The newest branches to join the Tillamook County Library are the South Tillamook County Library and the Rockaway Beach Library. The South Tillamook County Library opened July 3, 1971. Since the spring of 1973 members of the South Tillamook County Library Club have maintained the library building and purchased supplies. The County pays for library staff and provides library materials. On November 25, 1995, after an inspirational fundraising effort on the part of the South Tillamook County Library Club, the new Winkleman Library opened to the public. Proceeds from the Thrift Shop and a variety of creative community events continue to provide funds for the maintenance and operation of this branch.
The efforts of the Rockaway Women's Club were behind the establishment of the Rockaway Beach Library. The Women's Club changed their name to the Friends of the Rockaway Beach Library, obtained grants to turn their existing building into a library and on July 3, 1999 over 400 people showed up at the opening of the newest library branch. The efforts of individuals and groups working together to establish and maintain branch libraries provides an inspiring social history of the value placed on libraries in Tillamook County.
The Tillamook County Main Library has served as the hub for all county library activity for many years.
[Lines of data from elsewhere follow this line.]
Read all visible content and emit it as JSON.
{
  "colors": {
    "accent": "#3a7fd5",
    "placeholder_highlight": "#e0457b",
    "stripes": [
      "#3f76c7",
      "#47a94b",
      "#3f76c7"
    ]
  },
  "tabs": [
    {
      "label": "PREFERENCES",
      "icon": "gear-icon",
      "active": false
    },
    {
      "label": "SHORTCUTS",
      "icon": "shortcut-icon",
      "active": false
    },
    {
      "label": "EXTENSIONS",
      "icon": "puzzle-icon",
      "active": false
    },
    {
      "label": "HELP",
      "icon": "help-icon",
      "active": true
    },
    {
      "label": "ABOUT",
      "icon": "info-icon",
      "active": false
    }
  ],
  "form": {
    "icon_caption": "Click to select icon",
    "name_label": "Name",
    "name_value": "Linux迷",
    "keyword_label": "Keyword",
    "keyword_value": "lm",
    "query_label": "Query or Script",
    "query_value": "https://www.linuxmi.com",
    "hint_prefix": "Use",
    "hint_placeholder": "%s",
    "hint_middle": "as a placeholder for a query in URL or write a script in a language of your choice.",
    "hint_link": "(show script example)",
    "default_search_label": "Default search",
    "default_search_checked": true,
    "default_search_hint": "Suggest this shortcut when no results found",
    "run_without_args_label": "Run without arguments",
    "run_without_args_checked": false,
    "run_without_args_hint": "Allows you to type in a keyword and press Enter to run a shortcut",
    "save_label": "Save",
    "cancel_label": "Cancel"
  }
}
In 1963 funds were approved to purchase the Haupert Motor Company from Dr. Clemens Hayes. $32,000 was spent to renovate the car dealership and on October 13, 1963, the new library was dedicated. After almost 40 years of heavy use, this building had deteriorated to such a point that it was no longer a financially viable option to upgrade it to house the bulging collection. Voters defeated a measure for a new library building in November of 2002. A bond for a new Tillamook County Main Library passed on September 16, 2003. Groundbreaking for the new Main Library started in March of 2005. The new Tillamook County Headquarters Library opened September 30, 2006!
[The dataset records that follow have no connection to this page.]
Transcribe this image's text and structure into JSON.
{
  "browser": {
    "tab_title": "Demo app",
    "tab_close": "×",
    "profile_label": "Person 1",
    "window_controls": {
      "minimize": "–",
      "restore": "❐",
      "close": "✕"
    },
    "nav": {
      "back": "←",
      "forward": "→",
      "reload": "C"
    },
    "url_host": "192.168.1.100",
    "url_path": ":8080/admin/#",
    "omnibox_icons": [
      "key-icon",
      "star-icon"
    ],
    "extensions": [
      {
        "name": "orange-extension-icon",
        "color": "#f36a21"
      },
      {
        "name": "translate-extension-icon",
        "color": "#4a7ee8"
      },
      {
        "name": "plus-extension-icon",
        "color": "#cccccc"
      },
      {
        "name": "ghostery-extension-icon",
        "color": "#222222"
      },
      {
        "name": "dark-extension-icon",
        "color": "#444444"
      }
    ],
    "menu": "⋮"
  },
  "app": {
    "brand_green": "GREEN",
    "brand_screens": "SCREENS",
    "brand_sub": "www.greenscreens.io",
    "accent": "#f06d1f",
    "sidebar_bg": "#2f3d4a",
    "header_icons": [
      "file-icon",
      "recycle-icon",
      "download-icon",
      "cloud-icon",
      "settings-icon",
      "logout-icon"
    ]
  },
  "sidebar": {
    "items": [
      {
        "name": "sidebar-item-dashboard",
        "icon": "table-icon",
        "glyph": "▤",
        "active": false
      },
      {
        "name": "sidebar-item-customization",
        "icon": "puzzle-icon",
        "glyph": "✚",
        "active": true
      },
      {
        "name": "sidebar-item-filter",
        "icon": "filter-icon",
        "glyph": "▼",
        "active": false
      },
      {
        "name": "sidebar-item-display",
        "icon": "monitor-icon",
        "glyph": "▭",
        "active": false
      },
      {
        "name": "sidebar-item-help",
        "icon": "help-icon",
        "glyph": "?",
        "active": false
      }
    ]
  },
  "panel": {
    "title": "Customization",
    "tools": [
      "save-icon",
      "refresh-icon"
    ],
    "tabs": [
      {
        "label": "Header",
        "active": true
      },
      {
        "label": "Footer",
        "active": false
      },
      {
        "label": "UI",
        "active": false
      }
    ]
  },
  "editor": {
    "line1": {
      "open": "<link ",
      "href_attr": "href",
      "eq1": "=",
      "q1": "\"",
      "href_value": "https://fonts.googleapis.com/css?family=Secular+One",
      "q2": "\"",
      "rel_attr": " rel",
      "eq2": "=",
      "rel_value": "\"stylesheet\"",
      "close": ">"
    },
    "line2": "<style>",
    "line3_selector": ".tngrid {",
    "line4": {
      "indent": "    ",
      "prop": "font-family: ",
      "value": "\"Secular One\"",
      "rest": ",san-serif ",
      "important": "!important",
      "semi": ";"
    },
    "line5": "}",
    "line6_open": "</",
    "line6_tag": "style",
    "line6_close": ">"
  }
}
Today, libraries are ushering in an era of unprecedented service. Patrons obtain live chat reference service on the internet at Answerland
(www.oregonlibraries.org) as well as search the library catalog (http://encore.oceanbooks.org
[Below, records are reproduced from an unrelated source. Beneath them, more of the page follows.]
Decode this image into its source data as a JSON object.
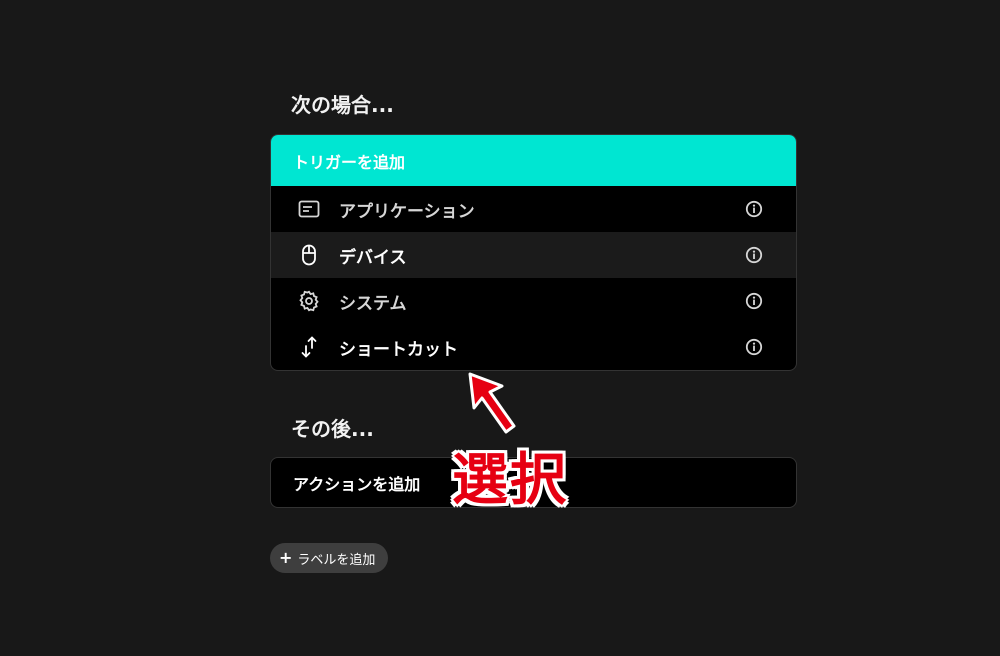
{
  "sections": {
    "when_heading": "次の場合...",
    "then_heading": "その後..."
  },
  "trigger": {
    "add_label": "トリガーを追加",
    "items": [
      {
        "label": "アプリケーション",
        "icon": "application-window-icon"
      },
      {
        "label": "デバイス",
        "icon": "mouse-icon"
      },
      {
        "label": "システム",
        "icon": "gear-icon"
      },
      {
        "label": "ショートカット",
        "icon": "up-down-arrow-icon"
      }
    ]
  },
  "action": {
    "add_label": "アクションを追加"
  },
  "label_chip": {
    "text": "ラベルを追加"
  },
  "annotation": {
    "text": "選択"
  },
  "colors": {
    "background": "#181818",
    "accent": "#00e6d2",
    "annotation": "#e60012"
  }
}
) from the comfort of their favorite armchair. Books, e-books, magazines, DVDs, CDs, books-on-tape, and videos provide access to informational, educational and recreational materials improving the quality of life for the entire community.
For more information about the history of the Tillamook County Library, check out The Public Library in Tillamook County 1907-1987
by Ruth M. LaFrance. Several copies are available.